▸ **EXERCISE GOAL**:
Entries follow. Return each line that contains the word "value".

GIVEN ENTRIES below:

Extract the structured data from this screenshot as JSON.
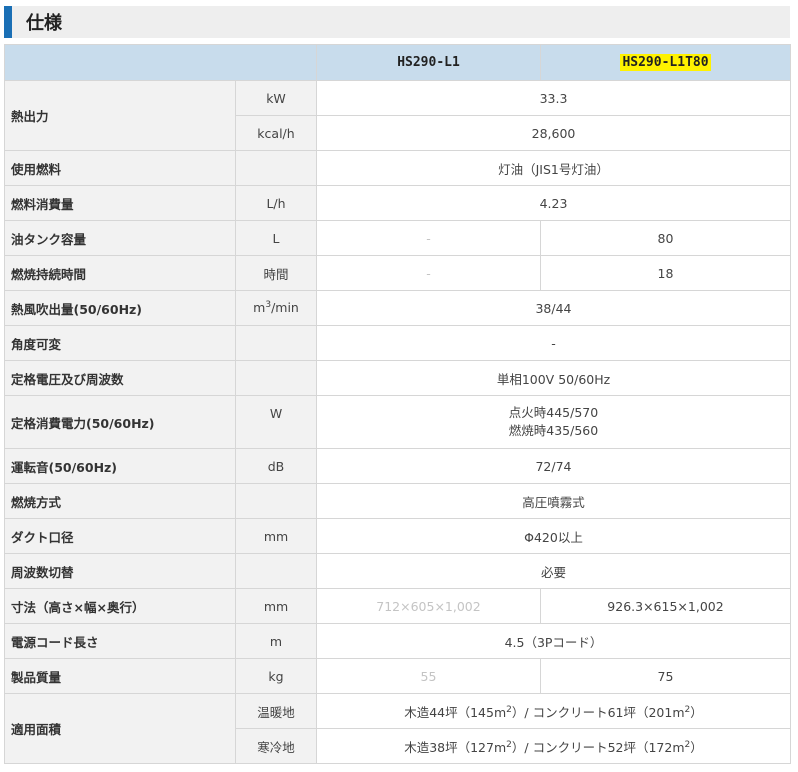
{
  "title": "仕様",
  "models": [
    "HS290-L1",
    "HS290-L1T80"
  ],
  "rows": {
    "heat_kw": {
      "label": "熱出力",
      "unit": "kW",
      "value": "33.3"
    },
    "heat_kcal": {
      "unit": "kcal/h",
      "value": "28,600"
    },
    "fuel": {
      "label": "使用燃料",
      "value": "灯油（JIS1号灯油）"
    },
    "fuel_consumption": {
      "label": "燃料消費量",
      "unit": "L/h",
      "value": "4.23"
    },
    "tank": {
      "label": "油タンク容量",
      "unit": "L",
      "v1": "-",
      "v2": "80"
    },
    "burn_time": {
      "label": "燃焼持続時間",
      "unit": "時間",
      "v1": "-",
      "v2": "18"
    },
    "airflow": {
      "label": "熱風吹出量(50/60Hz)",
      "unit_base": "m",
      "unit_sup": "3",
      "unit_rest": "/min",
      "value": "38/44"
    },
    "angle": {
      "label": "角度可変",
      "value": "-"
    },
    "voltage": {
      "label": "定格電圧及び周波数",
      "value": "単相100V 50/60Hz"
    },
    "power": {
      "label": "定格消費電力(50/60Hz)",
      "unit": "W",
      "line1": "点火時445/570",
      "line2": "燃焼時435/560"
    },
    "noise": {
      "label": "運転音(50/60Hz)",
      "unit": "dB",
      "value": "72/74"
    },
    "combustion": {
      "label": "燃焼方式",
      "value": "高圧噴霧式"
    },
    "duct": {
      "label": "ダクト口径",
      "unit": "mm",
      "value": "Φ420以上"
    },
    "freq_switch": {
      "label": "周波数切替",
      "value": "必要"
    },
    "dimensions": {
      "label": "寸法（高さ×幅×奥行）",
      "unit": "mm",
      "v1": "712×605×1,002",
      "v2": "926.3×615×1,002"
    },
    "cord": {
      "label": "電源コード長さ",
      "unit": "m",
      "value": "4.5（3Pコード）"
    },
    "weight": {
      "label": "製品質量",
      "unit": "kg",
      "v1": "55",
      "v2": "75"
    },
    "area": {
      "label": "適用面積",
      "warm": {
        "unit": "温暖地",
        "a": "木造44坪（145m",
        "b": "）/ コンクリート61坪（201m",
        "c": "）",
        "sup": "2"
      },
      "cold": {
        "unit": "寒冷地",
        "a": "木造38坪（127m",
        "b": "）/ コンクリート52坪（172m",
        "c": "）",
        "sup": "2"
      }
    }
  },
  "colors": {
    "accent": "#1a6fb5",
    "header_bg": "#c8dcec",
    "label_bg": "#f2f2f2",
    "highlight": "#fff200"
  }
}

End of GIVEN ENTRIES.

▸ **SOLUTION**:
      "value": "33.3"
      "value": "28,600"
      "value": "灯油（JIS1号灯油）"
      "value": "4.23"
      "value": "38/44"
      "value": "-"
      "value": "単相100V 50/60Hz"
      "value": "72/74"
      "value": "高圧噴霧式"
      "value": "Φ420以上"
      "value": "必要"
      "value": "4.5（3Pコード）"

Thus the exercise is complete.